I got in the truck and they showed me how to start it, stop it and hit these little jumps, and they put me right into the show. So I go right into the show and look at the jumps and I thought, ‘Oh my God, they’re so gnarly.’ And then Ryan Anderson and the guys would try to coach me and tell me, ‘You want to hit this wide open and you’ll land over there.’ And I’m thinking, ‘What?’, that’s crazy.
There’s a triple bus stack and I hit it wide open. Whoa! Yeah, that was pretty intense. As a guy into racing, motors and machines, I liked it and thought it was pretty cool.
So between my racing, and now my son is doing motocross, and I try to take him to the Motocross track or to his amateur nationals. And my daughter, luckily she races where I race, so that’s easy. But it’s travel almost every weekend now.”
ORX: So what’s next?
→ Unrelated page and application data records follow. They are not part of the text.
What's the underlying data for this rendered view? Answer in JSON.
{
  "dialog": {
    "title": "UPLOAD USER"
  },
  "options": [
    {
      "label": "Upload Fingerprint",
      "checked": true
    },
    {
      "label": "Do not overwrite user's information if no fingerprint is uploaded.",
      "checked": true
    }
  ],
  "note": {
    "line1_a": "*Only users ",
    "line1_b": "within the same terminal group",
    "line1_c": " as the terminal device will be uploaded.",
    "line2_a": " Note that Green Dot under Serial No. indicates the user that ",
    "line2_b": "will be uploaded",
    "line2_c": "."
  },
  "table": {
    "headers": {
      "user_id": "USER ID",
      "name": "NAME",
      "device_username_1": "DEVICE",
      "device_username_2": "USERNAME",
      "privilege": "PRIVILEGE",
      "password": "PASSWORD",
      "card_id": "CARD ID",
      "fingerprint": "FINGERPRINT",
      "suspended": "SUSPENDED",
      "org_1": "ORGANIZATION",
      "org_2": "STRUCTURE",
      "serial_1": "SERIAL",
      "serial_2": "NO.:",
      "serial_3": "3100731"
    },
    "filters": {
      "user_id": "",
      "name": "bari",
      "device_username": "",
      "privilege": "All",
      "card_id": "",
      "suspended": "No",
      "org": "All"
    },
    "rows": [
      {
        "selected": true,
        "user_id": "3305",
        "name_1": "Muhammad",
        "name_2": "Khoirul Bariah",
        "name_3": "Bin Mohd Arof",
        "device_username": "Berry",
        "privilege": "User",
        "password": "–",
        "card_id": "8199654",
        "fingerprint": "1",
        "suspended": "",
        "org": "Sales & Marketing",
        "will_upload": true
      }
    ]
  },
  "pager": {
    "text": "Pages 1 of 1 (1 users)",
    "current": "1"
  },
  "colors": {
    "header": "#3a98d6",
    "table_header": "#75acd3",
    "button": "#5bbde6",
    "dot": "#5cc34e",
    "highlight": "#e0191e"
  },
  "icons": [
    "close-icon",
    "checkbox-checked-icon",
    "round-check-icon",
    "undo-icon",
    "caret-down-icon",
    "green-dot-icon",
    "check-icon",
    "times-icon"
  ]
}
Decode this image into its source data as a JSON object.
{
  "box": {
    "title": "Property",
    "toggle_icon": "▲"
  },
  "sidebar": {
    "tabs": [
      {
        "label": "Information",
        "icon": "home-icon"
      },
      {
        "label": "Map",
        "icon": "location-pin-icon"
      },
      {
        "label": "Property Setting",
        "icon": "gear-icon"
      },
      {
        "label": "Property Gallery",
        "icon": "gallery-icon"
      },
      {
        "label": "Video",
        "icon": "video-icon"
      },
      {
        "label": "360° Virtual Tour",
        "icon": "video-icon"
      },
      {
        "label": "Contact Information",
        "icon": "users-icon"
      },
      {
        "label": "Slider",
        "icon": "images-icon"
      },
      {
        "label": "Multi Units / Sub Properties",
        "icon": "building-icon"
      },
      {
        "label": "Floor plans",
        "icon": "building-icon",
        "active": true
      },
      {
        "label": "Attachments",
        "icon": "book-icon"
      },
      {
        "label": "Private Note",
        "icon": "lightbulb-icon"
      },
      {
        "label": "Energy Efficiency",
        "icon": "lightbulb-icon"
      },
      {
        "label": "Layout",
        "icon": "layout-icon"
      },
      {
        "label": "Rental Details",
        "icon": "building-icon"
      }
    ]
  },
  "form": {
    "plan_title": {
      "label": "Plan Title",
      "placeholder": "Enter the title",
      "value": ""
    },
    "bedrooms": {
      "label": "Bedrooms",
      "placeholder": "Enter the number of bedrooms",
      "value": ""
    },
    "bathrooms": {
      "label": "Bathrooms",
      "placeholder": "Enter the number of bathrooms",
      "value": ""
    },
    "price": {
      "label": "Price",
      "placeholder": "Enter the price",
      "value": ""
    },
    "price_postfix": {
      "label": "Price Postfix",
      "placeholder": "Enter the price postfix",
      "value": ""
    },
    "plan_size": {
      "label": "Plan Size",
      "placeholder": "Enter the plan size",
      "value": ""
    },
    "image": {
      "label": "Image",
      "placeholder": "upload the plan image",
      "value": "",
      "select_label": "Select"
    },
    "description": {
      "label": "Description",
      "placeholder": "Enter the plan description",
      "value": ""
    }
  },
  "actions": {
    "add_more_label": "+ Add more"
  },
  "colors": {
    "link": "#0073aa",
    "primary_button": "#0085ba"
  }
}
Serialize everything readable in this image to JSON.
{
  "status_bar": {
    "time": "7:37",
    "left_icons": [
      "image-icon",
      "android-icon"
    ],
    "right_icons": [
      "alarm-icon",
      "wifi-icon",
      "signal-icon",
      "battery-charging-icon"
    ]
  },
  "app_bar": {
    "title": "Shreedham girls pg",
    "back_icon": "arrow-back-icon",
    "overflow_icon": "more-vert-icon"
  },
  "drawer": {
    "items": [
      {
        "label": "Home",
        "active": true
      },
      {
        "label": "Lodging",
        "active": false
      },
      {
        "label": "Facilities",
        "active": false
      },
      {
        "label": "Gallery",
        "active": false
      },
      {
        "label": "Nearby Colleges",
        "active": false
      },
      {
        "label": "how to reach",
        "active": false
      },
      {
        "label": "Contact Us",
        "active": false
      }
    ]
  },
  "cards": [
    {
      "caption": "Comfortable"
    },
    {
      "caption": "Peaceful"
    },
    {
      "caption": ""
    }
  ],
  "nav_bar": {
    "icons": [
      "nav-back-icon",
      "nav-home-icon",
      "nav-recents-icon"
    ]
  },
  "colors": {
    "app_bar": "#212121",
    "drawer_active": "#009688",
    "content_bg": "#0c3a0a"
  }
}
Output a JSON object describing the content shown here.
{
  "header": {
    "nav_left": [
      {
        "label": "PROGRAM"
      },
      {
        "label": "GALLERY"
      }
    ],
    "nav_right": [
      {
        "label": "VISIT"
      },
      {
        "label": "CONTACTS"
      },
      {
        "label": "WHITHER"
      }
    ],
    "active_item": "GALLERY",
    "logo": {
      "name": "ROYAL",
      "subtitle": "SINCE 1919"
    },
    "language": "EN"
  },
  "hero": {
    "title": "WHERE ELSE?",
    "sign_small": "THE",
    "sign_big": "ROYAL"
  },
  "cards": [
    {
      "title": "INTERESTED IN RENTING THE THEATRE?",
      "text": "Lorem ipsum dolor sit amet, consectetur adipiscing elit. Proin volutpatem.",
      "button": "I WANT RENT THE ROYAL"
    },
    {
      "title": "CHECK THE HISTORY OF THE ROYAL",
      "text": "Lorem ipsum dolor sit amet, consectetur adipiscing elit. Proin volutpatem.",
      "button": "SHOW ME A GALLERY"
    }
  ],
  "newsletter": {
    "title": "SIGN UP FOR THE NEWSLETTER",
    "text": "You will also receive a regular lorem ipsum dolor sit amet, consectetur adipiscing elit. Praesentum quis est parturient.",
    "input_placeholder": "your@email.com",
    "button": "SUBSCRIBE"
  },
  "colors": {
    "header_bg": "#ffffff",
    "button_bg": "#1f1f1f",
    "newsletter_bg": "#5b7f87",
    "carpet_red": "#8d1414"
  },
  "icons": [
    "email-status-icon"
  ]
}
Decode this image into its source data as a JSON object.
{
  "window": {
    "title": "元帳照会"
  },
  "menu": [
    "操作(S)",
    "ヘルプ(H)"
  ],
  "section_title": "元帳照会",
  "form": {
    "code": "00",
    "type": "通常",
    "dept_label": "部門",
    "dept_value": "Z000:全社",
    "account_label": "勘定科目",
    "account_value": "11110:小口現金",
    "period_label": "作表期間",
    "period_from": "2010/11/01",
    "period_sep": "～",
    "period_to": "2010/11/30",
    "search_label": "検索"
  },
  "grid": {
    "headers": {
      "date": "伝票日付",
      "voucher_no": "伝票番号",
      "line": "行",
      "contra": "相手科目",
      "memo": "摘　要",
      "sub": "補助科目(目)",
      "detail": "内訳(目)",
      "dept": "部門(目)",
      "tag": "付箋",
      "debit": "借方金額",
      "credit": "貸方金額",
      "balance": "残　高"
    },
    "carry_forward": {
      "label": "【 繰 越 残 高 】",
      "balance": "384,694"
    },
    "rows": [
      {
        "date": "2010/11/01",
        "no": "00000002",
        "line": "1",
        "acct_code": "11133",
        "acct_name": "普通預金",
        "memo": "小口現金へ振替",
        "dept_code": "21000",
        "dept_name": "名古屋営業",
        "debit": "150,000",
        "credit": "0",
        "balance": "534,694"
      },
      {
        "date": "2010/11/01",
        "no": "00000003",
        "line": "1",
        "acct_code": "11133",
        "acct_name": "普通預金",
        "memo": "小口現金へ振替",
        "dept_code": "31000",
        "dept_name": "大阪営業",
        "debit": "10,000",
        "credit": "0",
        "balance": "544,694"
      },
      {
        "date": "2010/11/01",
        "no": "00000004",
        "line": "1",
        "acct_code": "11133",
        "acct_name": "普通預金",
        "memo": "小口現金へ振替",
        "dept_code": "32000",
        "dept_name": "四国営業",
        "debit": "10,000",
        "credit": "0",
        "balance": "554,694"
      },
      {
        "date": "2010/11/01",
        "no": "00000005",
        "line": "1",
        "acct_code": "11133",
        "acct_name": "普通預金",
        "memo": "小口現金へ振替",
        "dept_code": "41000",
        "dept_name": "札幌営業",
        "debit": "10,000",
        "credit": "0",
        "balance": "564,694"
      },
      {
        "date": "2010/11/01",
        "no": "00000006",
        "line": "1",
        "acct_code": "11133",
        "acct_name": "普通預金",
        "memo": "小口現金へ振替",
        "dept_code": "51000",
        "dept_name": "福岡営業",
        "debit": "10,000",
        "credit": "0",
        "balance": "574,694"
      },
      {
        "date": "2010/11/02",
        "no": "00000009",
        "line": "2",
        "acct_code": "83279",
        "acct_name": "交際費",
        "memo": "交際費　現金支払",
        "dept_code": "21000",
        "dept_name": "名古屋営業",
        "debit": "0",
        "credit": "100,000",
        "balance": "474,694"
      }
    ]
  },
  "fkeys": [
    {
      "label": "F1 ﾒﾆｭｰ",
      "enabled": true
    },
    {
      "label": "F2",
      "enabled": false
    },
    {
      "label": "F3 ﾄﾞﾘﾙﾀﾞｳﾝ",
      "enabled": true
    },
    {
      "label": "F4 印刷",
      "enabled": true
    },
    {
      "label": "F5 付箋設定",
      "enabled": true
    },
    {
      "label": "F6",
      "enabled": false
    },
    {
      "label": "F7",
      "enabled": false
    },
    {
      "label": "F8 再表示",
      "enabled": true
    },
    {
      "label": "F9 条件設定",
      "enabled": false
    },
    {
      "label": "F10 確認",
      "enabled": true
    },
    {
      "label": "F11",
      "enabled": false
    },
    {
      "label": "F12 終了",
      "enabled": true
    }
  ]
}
BD: “I feel like I’ve accomplished all my goals in racing. I’m happy with what I’ve done. If I was to stop today and focus on my kids, I could live with that. One thing I would still like to do is race NASCAR, race Nationwide, just to do it.
I feel like that’s the pinnacle of American racing. If you can make it there legitimately, then you’ve made it to the top of racing. In my head that’s the final check off, to at least race some Nationwide.
But you know, every day that dream gets further away because my kids are growing and everything is going on. Roush offered me a deal, so I went in and talked to the guys at the team, but it’s just so expensive.
They said they would help me, but I have to bring in a certain amount of sponsor money. It’s just so expensive that it doesn’t even make sense. It’s just too much money. So if an opportunity comes up, I might want to do it, but if not, I’m good.”
Brian Deegan is good with being a championship off-road racer, mega-multiple-time X Games medal winner, ultra-competitive family man with competitive kids, and sports star in his own right. How do you feel about that? Let us know, be sure to check out the Gallery of photos below, and stay tuned for the next Off Road Xtreme Interview!
Featurette: Brian Deegan’s Lucas Oil Off-Road Racing Series Pro 2 Truck
One thing I would still like to do is race NASCAR … – Brian Deegan
We also got an inside look at Deegan’s LOORRS Pro 2 race truck. The two-wheel drive race truck is something to behold. The Ford V8 was built by Roush Yates Engines, uses a single carb, an MSD ignition system, Gibson exhaust, and puts out somewhere near 900 HP. That power is channeled through a three-speed automatic transmission to a driveline from Arizona Driveshaft that carries it down to a Ford 9-inch style rear axle built by Currie Enterprises.
The chassis is a complete custom racing setup built to LOORRS Pro 2 Class specs with a 122-inch maximum wheelbase, 93-inch maximum wheel track, and a 3,750-pound minimum weight (including driver). The driver is secured by a Mastercraft racing seat and harness. AiM gauges help him keep track of engine and transmission vitals.
The independent A-arm front style and cantilever-arm with triangulated-trailing-arm solid axle rear suspensions feature FOX racing bypass reservoir shocks and Eibach springs, and offer 18 inches of travel in front and 20 inches of travel in the rear. A set of Mickey Thompson 35×12.50R17 tires are wrapped around Pro Comp custom wheels mounted to all four corners of the truck.